  • June 10, 2020, 12:23 p.m.

    A comment on Arthur's episode 'Parallel Universes'. A hundred years ago, HG Wells wrote a novel: Men Like Gods, and in chapter 4, Section3, he suggested a way of looking at parallel universes. Imagine the pages in a book, each page being a two dimensional universe in a three dimensional higher universe. Each universe is next to two other universes. The inhabitants of each universe know nothing about the other universes.

    Now move up one dimension, so a stack of three dimensional universes are stacked next to each other in a four dimensional space, that is each three dimensional universe is a 'surface' in 4 space.

    This ties in with the idea of branes, short for membranes, stacked next to each other.

    Men Like Gods is not one of Wells' best novels. In the novel the hero, and a few other people, are diving along a road in southern England when the road suddenly changes, as does the surrounding countryside. They had driven through a gap between two universes.

  • July 29, 2020, 1:53 p.m.

    How about a 'Making Of' episode?

    I'd love to see a video of how Isaac and his collaborators research, write, and film/edit an episode.

    A focus on the graphics and artwork would be really interesting too. Who decides their content? How are they made? A few words from an artist or two would bring it to life.

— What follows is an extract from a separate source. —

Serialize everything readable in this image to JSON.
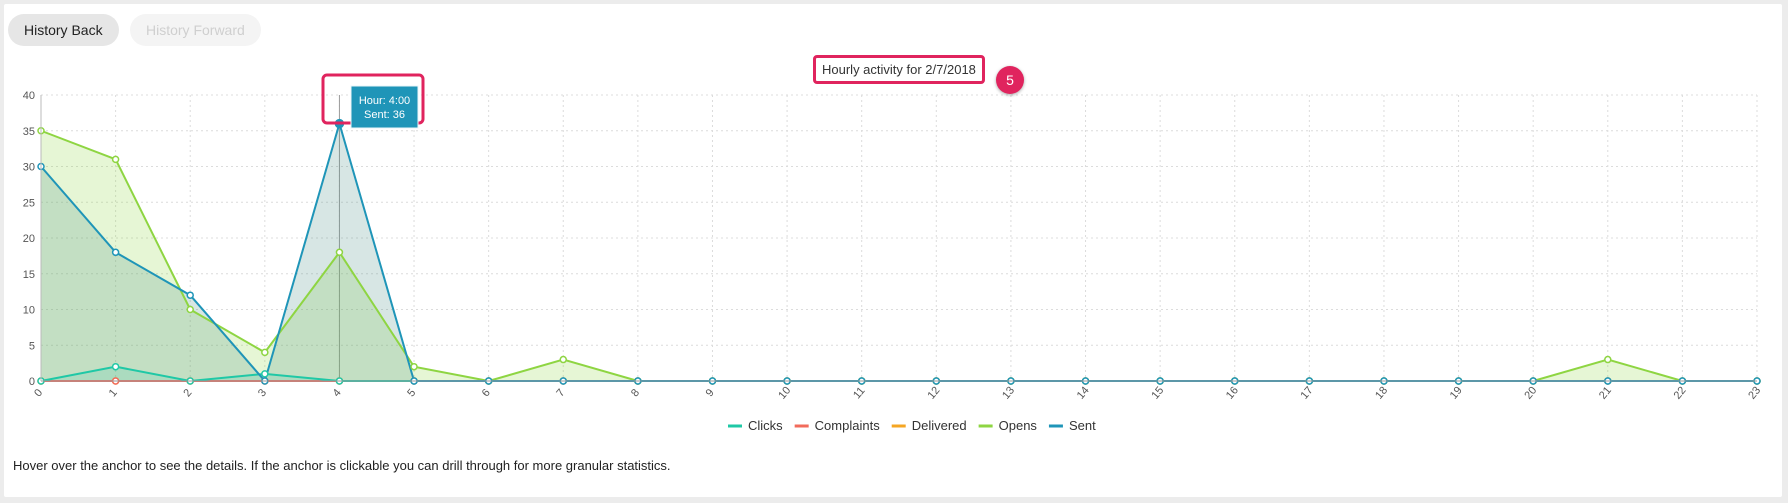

    What hardware/software do they use and like best?

    Every episode may be a unique case, but just one example would be enlightening.

  • Oct. 1, 2020, 3:37 a.m.

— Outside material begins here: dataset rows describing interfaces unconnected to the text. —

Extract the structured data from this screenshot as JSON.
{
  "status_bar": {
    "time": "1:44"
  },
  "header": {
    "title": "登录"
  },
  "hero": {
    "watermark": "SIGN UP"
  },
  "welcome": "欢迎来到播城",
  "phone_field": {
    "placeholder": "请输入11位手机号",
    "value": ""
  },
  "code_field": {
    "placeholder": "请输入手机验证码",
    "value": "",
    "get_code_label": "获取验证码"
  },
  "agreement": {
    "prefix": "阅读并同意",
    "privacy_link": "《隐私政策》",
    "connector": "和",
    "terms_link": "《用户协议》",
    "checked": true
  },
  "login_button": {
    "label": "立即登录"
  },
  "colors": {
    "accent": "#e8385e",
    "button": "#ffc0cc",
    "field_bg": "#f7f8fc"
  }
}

    Episode Suggestion: Festivals, celebrations, and holidays

    I was contemplating a science-fiction play, and smiling at the incongruousness of the captain being summoned from the bridge to join in the annual harvest festival, complete with square dancing. And on a generational ship, why not?

    It seems like holidays on earth are typically related to:
    - the harvest, planting, or agrarian cycle
    - remembering the end of wars of births of nations
    - holidays commemorating religious events
    - the arbitrary start of a year

    Similarly, we celebrate birthdays, marriages and anniversaries, and people graduating from school, or retiring from work. It's a bit of a stretch, but I suppose funerals could be considered a celebration too, if only in that it is something more important than day-to-day events that people will pause to honour.

    What sort of things would civilizations celebrate in the future, and how might they do it? Almost all of our holidays are based on a solar year (with a few odd ones based on a lunar year, and fewer still that happen in larger periods like 7, 50, or 100 years). Does a harvest festival make sense if you live in an asteroid? If you are on a generational ship, do you choose to have seasons (perhaps for some sort of psychological benefit, or maybe to keep the flora and fauna happy?)